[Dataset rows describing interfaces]
┄┄┄┄┄┄
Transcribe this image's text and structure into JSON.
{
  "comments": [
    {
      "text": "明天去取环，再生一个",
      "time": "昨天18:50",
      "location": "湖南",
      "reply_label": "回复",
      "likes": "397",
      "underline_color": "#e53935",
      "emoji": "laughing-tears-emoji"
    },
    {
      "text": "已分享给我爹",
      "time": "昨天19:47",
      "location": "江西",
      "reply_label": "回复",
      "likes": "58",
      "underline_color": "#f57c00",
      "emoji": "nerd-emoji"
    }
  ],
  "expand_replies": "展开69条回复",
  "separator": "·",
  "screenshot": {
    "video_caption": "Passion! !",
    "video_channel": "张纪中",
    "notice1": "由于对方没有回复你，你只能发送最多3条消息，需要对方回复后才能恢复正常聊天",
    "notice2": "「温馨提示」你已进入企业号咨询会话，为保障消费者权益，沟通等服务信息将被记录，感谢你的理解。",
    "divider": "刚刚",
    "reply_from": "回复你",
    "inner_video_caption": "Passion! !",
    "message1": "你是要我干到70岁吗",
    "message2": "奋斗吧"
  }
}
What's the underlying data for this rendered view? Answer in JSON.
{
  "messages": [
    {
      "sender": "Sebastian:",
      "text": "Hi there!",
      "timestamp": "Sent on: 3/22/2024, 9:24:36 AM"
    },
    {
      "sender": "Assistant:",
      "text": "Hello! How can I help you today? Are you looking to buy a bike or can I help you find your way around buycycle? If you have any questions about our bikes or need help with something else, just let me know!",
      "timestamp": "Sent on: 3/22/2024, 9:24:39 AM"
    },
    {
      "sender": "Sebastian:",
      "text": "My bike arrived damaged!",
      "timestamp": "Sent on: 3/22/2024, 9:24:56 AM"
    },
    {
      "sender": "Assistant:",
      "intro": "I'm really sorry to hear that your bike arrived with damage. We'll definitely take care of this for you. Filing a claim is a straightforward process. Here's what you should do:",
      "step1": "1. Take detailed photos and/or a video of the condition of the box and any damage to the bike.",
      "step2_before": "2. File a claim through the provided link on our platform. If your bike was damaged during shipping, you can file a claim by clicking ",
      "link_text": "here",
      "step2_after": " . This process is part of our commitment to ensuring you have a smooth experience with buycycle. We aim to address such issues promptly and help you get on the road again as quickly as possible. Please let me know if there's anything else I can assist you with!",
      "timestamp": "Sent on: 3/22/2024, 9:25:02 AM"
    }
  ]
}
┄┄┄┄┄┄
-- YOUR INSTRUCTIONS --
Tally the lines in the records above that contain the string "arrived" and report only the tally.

-- ANSWER FOR THE TASK --
2